Thank you for your feedback. If this review is inappropriate, please let us know.
Sorry, we failed to record your vote. Please try again
14 of 16 people found the following review helpful By "xyzzyva" on February 29, 2000
Format: Paperback
Schoenberg presents a systematic method for learning/teaching traditional harmony. He gets into fairly advanced levels of harmony, but does not really get into 12-tone composition, except fleetingly toward the end of the book. You have to remember that at the time he wrote this, he was still only beginning to work out his ideas about serialism, and all his works prior to and surrounding the publication of this book were still written in his earlier harmonic style. One of his major premises is that it is necessary to the _craft_ (a very important word) of music to be intimately familliar with the older ways, because it guarantees the ability to at least write music of "established effectiveness."
He leads the reader from scales and diatonic triads, through modulations and diminished chords, and into "wandering" non-diatonic chords. He does not have the student realize figured bass lines, or harmonize chorales, and he goes into great detail describing the fallacy of these teaching methods. Rather, he has the student composing from the outset, manipulating musical materials in a manner more like the act of "real" composition.
Comment Was this review helpful to you? Yes No Sending feedback...
Thank you for your feedback. If this review is inappropriate, please let us know.
Sorry, we failed to record your vote.

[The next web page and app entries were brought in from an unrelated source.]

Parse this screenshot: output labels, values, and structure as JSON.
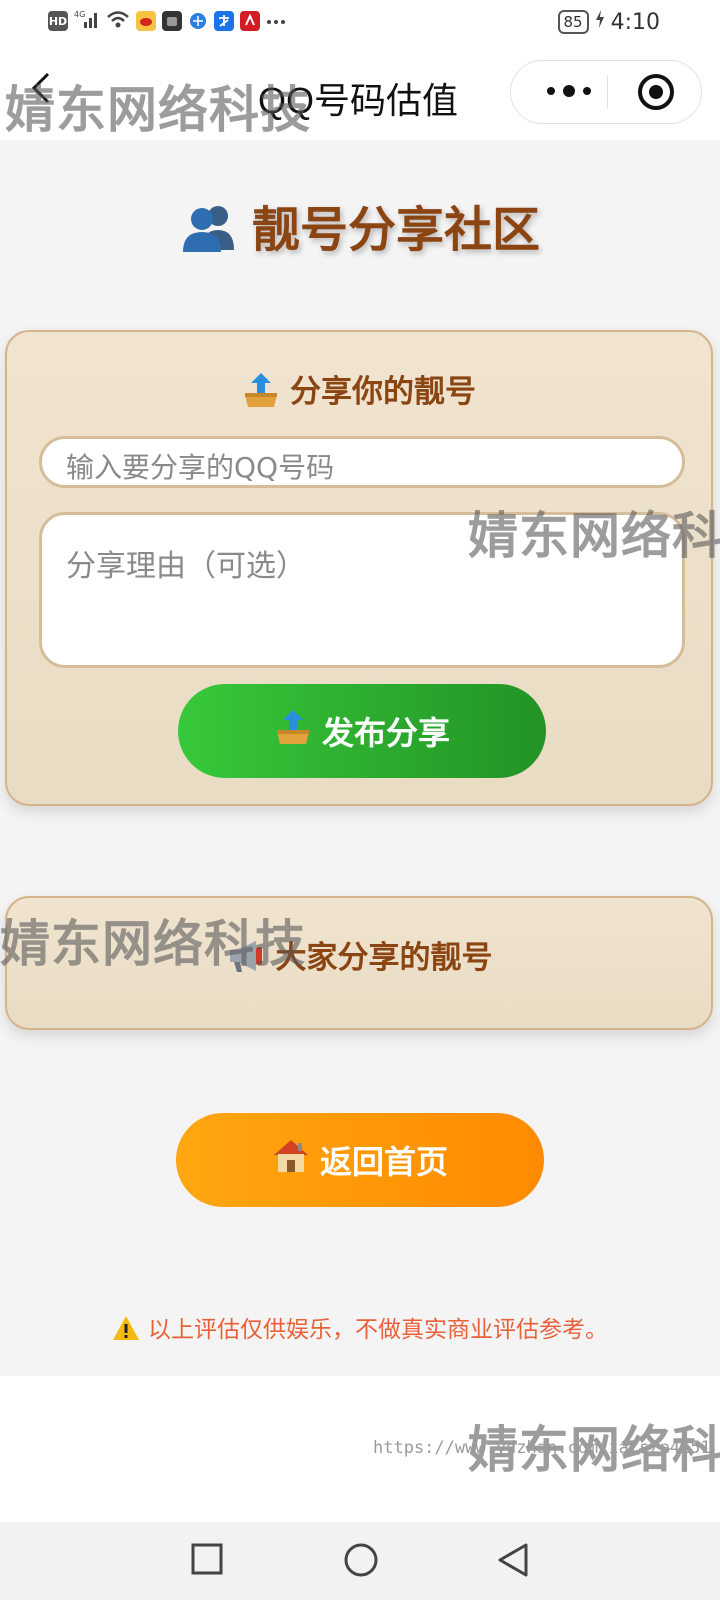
{
  "status_bar": {
    "left_icons": [
      "hd-icon",
      "signal-4g-icon",
      "wifi-icon",
      "weibo-icon",
      "app-icon",
      "browser-icon",
      "alipay-icon",
      "app-red-icon",
      "more-dots-icon"
    ],
    "network_label": "HD",
    "battery": "85",
    "time": "4:10"
  },
  "navbar": {
    "title": "QQ号码估值"
  },
  "community": {
    "title": "靓号分享社区",
    "icon": "users-icon"
  },
  "share_form": {
    "title": "分享你的靓号",
    "qq_placeholder": "输入要分享的QQ号码",
    "reason_placeholder": "分享理由（可选）",
    "publish_label": "发布分享"
  },
  "shared_list": {
    "title": "大家分享的靓号"
  },
  "home_button": {
    "label": "返回首页"
  },
  "disclaimer": {
    "text": "以上评估仅供娱乐，不做真实商业评估参考。"
  },
  "watermark": {
    "text": "婧东网络科技",
    "url": "https://www.ydzhan.com/iats/p4151"
  },
  "colors": {
    "title_brown": "#8b4513",
    "green_button": "#2db32f",
    "orange_button": "#ff9a00",
    "disclaimer": "#e8613a",
    "card_bg": "#ece0ca"
  }
}
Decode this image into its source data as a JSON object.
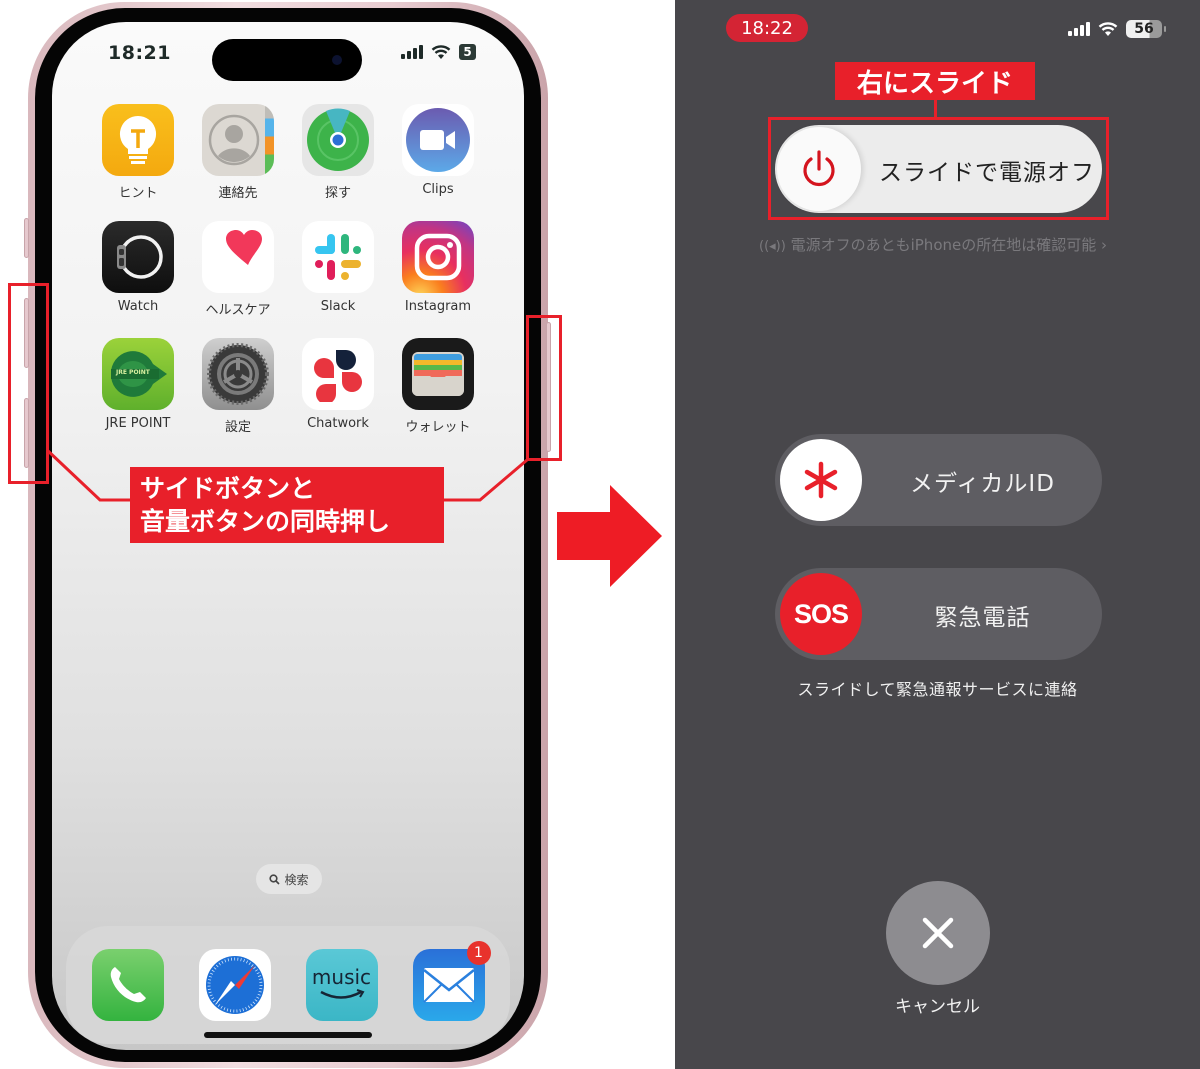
{
  "left_phone": {
    "status_bar": {
      "time": "18:21",
      "battery": "5"
    },
    "apps": [
      {
        "label": "ヒント",
        "icon": "tips-icon"
      },
      {
        "label": "連絡先",
        "icon": "contacts-icon"
      },
      {
        "label": "探す",
        "icon": "find-my-icon"
      },
      {
        "label": "Clips",
        "icon": "clips-icon"
      },
      {
        "label": "Watch",
        "icon": "watch-icon"
      },
      {
        "label": "ヘルスケア",
        "icon": "health-icon"
      },
      {
        "label": "Slack",
        "icon": "slack-icon"
      },
      {
        "label": "Instagram",
        "icon": "instagram-icon"
      },
      {
        "label": "JRE POINT",
        "icon": "jre-point-icon",
        "inner_text": "JRE POINT"
      },
      {
        "label": "設定",
        "icon": "settings-icon"
      },
      {
        "label": "Chatwork",
        "icon": "chatwork-icon"
      },
      {
        "label": "ウォレット",
        "icon": "wallet-icon"
      }
    ],
    "search": {
      "label": "検索"
    },
    "dock": [
      {
        "name": "phone",
        "icon": "phone-icon"
      },
      {
        "name": "safari",
        "icon": "safari-icon"
      },
      {
        "name": "amazon-music",
        "icon": "amazon-music-icon",
        "inner_text": "music"
      },
      {
        "name": "mail",
        "icon": "mail-icon",
        "badge": "1"
      }
    ]
  },
  "annotations": {
    "callout_line1": "サイドボタンと",
    "callout_line2": "音量ボタンの同時押し",
    "slide_tag": "右にスライド",
    "accent_color": "#e8202a"
  },
  "right_screen": {
    "status_bar": {
      "time": "18:22",
      "battery": "56"
    },
    "power_off": {
      "label": "スライドで電源オフ"
    },
    "find_my_note": "電源オフのあともiPhoneの所在地は確認可能",
    "medical_id": {
      "label": "メディカルID"
    },
    "sos": {
      "knob_label": "SOS",
      "label": "緊急電話"
    },
    "sos_note": "スライドして緊急通報サービスに連絡",
    "cancel": {
      "label": "キャンセル"
    }
  }
}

Please try again
49 of 63 people found the following review helpful By Mr. L. Pati on January 23, 2006
Format: Paperback
I have read most reviews below...and I find most of them incomprehensible. Someone compares Shoenberg's Treatise to the Treatise by Rameau,for example. A rather irrelevant comparison,because both books have their area of undeniable expertise. How do you compare a book about building a Ferrari and one about building an aeroplane? They both talk about aerodynamics,but there are differencies,I think!

Then there is the person that finds the book very hard to grasp. Well,I doubt this is Mr. Shoenberg's fault!

This is a books about CLASSICAL harmony! It seems that nowadays people playing popular pop or doing songwriting or jazz-rock fusion guitarists (nothing wrong with any of this ) think,for some strange reason, that Shoenberg's book is actually a whatever course of harmony and because he was so open-minded and wide ranging,that actually anyone after learning a Beatles song just starts on Shoenberg? Or that in the book the technique of 'atonality' is taught ?

No,no....there is some very real confusion here. Not many people know that Shoenberg practiced and learned the traditional techniques in an amazingly diligent and through way for years....incredibly hard work. On his own! The 'serialism' part it's entirely his own quirk and style,and it is not the main point in this book...it's only people that see it this way. It is basicly an assumption.

So basicly,if you want to fly,learn to run properly on your own ground first. That is the philosophy,and this is exactly what he does in the book: he starts and progress VERY logically. Some people may be puzzled ,but again,if you dont understand,well,read it 'till you do.
Read more ›
7 Comments Was this review helpful to you? Yes No Sending feedback...
Thank you for your feedback. If this review is inappropriate, please let us know.
Sorry, we failed to record your vote. Please try again

Most Recent Customer Reviews

Search

What Other Items Do Customers Buy After Viewing This Item?